An experimental drug designed to block the advance of type 1 diabetes in its earliest stages has proven strikingly effective over two years in about half of the patients who participated in the phase 2 clinical trial, UCSF and Yale University report.
UCSF researchers have found a way to knock down cancers caused by a tumor-driving protein called “myc,” paving the way for patients with myc-driven cancers to enroll in clinical trials for experimental treatments.
The ability to form blood vessels is one of evolution’s crowning achievements. Now, scientists at the Gladstone Institutes have identified the molecular signals that direct the process of committing endothelial cells to become arteries or veins during embryonic development.
Results of a Phase III clinical trial showed that a simple drug regimen of two anti-clotting drugs lowered the risk of stroke by almost one-third, compared to aspirin alone, when given to patients who had minor or transient stroke symptoms to prevent subsequent attacks.
New research conducted at UCSF sheds lights on how fingers and toes are formed in the womb, a finding likely to fundamentally reshape biologists' understanding of how cells communicate to each other during development.
<p>Five UCSF scientists — bioengineers <a href="http://profiles.ucsf.edu/ProfileDetails.aspx?From=SE&Person=4582858">Tejal Desai</a> and <a href="http://profiles.ucsf.edu/ProfileDetails.aspx?From=SE&Person=5528568">Shuvo Roy</a>, MD/PhD candidate Mozziyar Etemadi, microbiologist <a href="http://profiles.ucsf.edu/ProfileDetails.aspx?From=SE&Person=4733942">Joe DeRisi</a>, and physician/surgeon <a href="http://profiles.ucsf.edu/ProfileDetails.aspx?From=SE&Person=4915217">Michael Harrison</a> — trace their path toward five inventions that are changing the face of medicine in a story featured in the new UCSF Magazine.</p>
<p>Researchers at UCSF have identified the lynchpin that activates brown fat cells, which burn fat molecules instead of storing them, making them the focus of pharmaceutical research aimed at fighting obesity.</p>
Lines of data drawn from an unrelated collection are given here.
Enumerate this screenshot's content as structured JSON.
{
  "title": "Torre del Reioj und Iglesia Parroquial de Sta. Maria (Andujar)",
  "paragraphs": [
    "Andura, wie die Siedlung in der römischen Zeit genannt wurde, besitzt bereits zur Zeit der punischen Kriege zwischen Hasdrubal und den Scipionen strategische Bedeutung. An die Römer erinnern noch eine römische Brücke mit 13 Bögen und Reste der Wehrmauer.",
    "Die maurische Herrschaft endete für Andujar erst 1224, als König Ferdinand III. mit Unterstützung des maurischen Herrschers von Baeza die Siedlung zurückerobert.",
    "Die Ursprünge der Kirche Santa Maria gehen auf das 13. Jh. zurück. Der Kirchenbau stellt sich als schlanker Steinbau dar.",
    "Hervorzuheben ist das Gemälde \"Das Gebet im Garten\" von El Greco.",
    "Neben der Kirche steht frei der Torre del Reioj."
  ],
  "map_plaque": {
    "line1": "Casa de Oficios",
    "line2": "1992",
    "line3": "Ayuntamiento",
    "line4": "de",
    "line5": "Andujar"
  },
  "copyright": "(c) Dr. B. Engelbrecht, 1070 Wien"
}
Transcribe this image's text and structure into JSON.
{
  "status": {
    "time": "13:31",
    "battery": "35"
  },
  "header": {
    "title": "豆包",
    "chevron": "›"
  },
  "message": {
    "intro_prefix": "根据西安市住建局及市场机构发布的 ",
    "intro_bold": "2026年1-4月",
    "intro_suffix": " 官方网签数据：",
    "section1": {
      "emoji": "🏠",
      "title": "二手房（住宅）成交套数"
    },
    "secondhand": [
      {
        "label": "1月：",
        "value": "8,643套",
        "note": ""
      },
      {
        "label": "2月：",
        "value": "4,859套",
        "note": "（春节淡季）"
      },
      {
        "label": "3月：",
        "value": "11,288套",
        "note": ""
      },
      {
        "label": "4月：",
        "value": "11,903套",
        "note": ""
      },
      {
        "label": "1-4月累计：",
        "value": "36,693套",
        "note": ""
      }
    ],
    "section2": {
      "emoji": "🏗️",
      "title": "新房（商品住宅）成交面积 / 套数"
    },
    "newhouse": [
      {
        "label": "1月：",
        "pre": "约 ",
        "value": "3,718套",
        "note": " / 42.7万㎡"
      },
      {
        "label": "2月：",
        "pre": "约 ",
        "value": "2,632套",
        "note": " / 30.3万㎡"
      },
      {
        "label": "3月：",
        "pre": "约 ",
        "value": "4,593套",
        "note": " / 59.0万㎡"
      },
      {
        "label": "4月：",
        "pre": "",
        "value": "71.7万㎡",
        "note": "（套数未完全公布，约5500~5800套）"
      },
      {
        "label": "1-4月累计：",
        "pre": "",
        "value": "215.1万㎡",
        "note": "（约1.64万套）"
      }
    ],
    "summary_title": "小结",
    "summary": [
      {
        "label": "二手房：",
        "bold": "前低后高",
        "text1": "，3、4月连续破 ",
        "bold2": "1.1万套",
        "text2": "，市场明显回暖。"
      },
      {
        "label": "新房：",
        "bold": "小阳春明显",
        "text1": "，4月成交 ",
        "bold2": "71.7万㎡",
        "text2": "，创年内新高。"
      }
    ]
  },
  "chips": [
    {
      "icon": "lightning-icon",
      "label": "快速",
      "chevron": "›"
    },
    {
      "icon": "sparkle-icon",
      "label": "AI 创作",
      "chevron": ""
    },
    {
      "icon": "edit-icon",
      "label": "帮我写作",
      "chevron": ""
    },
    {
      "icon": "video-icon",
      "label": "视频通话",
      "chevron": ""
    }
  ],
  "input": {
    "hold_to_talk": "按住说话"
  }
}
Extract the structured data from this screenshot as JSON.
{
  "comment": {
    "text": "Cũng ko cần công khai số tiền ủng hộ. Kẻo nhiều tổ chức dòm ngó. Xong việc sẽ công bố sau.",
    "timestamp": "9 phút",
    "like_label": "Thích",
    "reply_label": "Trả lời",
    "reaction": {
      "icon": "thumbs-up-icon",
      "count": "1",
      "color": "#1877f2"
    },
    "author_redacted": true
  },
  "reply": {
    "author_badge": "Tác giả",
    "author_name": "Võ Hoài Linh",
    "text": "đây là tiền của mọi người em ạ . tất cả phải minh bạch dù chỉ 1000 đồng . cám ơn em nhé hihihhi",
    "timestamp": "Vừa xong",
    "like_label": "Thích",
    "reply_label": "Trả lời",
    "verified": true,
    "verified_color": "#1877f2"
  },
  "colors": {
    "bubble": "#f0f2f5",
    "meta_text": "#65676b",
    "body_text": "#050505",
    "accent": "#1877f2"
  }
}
<p>UCSF and its affiliates have been major players in the transformation of San Francisco as a leading center of innovation in health care and biosciences, according to a new report released Wednesday.</p>
People with lung cancer who are treated with the drug Tarceva face a daunting uncertainty: although their tumors may initially shrink, it's not a question of whether their cancer will return—it's a question of when. And for far too many, it happens far too soon.
A new approach to drug design, pioneered by a group of researchers at UCSF and Mt. Sinai, New York, promises to help identify future drugs to fight cancer and other diseases that will be more effective and have fewer side effects.